Innovation, visual marketing to build the base of tiles industry, says Madhur Daga of Orient Bell

Recovery in real estate will change fortunes, says Madhur Daga, Joint Managing Director of ceramic and vitrified tiles manufacturer Orient Bell Ltd, as he shares his insights and strategies.

Recovery in real estate will change fortunes, says Madhur Daga, Joint Managing Director of ceramic and vitrified tiles manufacturer Orient Bell Ltd, as he shares his insights and strategies. Edited excerpts:

Do you aspire to hit double-digit market share in the Indian tiles market?

Orient Bell has been in the tiles industry for more than 40 years. We are an innovative and forward-thinking company with a market share of 6 per cent within the organised market segment. But construction may soon ramp up on large-scale government initiatives such as Pradhan Mantri Awas Yojna (PMAY), which focuses on low-cost affordable housing, and a major growth in health and education sectors. We aspire to seize these opportunities in a bid to gain double-digit market share. The recovery in the realty market will also auger well for us.

What are the main growth drivers, given the still sluggish realty market?

We continue to launch innovative products as per consumer requirements, which gives us a competitive placement in the realty market. Our tiles are also designed keeping in mind the requirements of massive constructions and developments happening in tier II and tier III cities.

Moreover, the government is planning to allocate a significant amount for the infrastructure space in the current financial year and it will boost the industry. The concept of low-cost housing and affordable housing can be successfully executed if developers use locally available materials, and leverage improved skills and technology, without sacrificing the strength, performance and life of the structure. Architect groups also wield a major influence with increased spending on interiors and designs. All this can effectively drive growth.

Do you see a change based on the renewed government focus on infra spending?

The ceramic industry is expecting a major boost from government initiatives such as Housing for All, Swachh Bharat Abhiyan and Smart Cities Mission. Recent lowering of interest rates also plays a key role in ensuring growth.

The healthcare sector is also expanding fast. A number of hospitals and primary health centres have been planned and are being built under the National Health Mission. Further, the aviation sector is getting a huge facelift with the growing number of airports. A big leap is also witnessed in the education domain as numerous schools, colleges and universities are being developed.

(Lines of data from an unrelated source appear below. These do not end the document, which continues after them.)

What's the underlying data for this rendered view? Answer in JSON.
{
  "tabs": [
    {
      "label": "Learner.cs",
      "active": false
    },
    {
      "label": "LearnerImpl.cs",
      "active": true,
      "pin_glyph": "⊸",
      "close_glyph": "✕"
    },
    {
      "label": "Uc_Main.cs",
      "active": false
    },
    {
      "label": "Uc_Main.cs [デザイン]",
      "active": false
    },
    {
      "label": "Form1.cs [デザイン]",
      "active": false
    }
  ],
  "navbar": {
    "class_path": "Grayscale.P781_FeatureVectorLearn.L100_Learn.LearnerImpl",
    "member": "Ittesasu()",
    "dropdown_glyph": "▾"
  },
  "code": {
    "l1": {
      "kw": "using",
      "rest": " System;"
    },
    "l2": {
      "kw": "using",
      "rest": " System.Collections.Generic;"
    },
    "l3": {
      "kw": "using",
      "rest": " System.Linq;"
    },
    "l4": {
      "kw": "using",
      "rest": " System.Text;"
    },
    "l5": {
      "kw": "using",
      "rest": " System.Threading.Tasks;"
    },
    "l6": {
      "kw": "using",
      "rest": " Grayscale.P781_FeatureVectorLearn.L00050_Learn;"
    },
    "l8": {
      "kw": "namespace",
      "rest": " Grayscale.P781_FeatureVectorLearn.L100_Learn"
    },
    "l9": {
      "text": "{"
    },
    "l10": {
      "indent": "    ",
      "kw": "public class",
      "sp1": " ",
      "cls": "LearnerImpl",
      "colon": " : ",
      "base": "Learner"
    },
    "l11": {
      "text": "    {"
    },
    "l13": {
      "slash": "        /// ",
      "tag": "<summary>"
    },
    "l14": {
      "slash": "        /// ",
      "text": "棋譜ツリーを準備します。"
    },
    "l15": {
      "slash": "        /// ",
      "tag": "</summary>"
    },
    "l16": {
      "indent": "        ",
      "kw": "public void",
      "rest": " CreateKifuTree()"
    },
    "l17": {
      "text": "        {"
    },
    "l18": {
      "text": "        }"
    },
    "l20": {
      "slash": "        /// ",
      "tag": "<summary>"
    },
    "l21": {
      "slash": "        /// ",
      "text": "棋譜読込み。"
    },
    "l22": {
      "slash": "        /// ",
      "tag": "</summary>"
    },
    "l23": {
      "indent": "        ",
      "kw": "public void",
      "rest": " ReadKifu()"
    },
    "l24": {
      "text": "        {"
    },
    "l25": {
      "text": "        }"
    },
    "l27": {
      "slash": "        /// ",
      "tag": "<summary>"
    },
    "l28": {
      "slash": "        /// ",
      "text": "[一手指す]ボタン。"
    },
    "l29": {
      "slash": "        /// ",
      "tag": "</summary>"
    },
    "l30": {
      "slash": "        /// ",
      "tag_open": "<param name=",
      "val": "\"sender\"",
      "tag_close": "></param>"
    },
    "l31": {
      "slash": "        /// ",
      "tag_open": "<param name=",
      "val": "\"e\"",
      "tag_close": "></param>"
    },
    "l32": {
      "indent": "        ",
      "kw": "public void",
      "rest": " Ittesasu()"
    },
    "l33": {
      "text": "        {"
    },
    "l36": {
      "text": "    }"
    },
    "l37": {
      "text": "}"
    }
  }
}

Even the insurance sector is poised to upgrade all their properties across India.

As mentioned before, the Indian government has allocated a substantial budget for the same to boost development. State governments may also follow suit.

Tell us more about your new products. How do you see the Indian market changing and how do you intend to stay abreast?

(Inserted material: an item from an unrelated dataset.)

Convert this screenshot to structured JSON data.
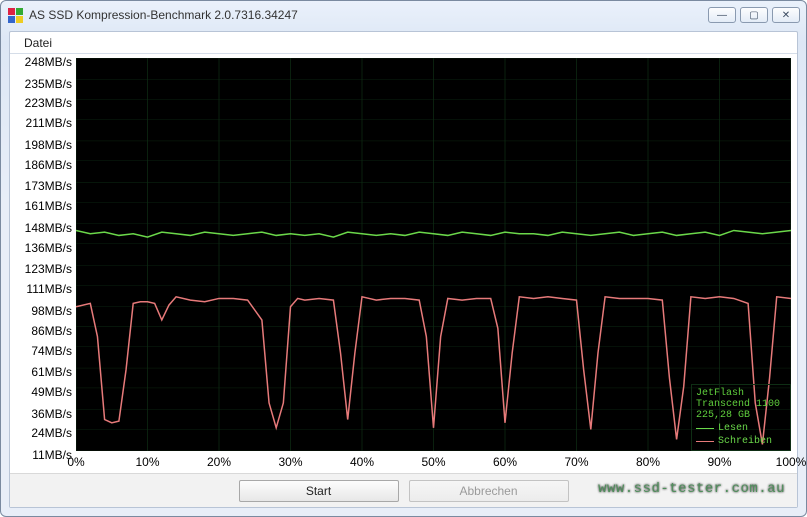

The new tiles launched by Orient Bell (Cool, Digital, Abrasion-resistant, Wood Finish) can be called an attempt to stay abreast. Retail expansion is of great importance to us. Our company-owned boutiques are well equipped and aims to enhance the retail customers' experience. At our facilities, they can look at the complete range of wall and floor tiles for living and working spaces. The retail margins are high and growth in this segment benefits the company.

That said, innovation is our core strategy to stay abreast. Using innovation as a strategic, systemic and technological lever, we plan to develop Orient Bell as one of the largest and most evolving players in the ceramic industry.

Is the market moving towards vitrified tiles? What is the future of conventional ceramics?

Vitrified tiles are gaining momentum due to digital printing technology. Tiles now come with high abrasion, stain resistance, shock resistance and other such technical qualities preferred by consumers. So, the market is moving towards vitrified tiles. With digital printing advancing fast, it is easier to print almost any texture such as wood, cement, slate or bamboo on a tile, which makes them a more functional product and a great base for the tiles industry.

Is the industry relatively low on margins? Do you see any scope for improvement?

The tiles industry is both competitive and capital intensive. The key to bottom-line growth is technological improvements, efficiency in fuel consumption and strengthening of distribution channels. While these criteria form the base, we need to top it by brand building, working with architects and influencers, and providing good after-sales service. This will improve unit realisation in both retail and institutional markets, thus improving our margins substantially.

Any new strategic initiative you want to share that can redefine this space?

In India, customers' buying experience is not a pleasant one. We need to build good display capacity and help consumers (including architects and influencers) visualise the built. It should be done using traditional mock-ups, 3D views and virtual reality (VR) techniques. This will bring revolutionary changes in tiles marketing and will benefit the first movers immensely.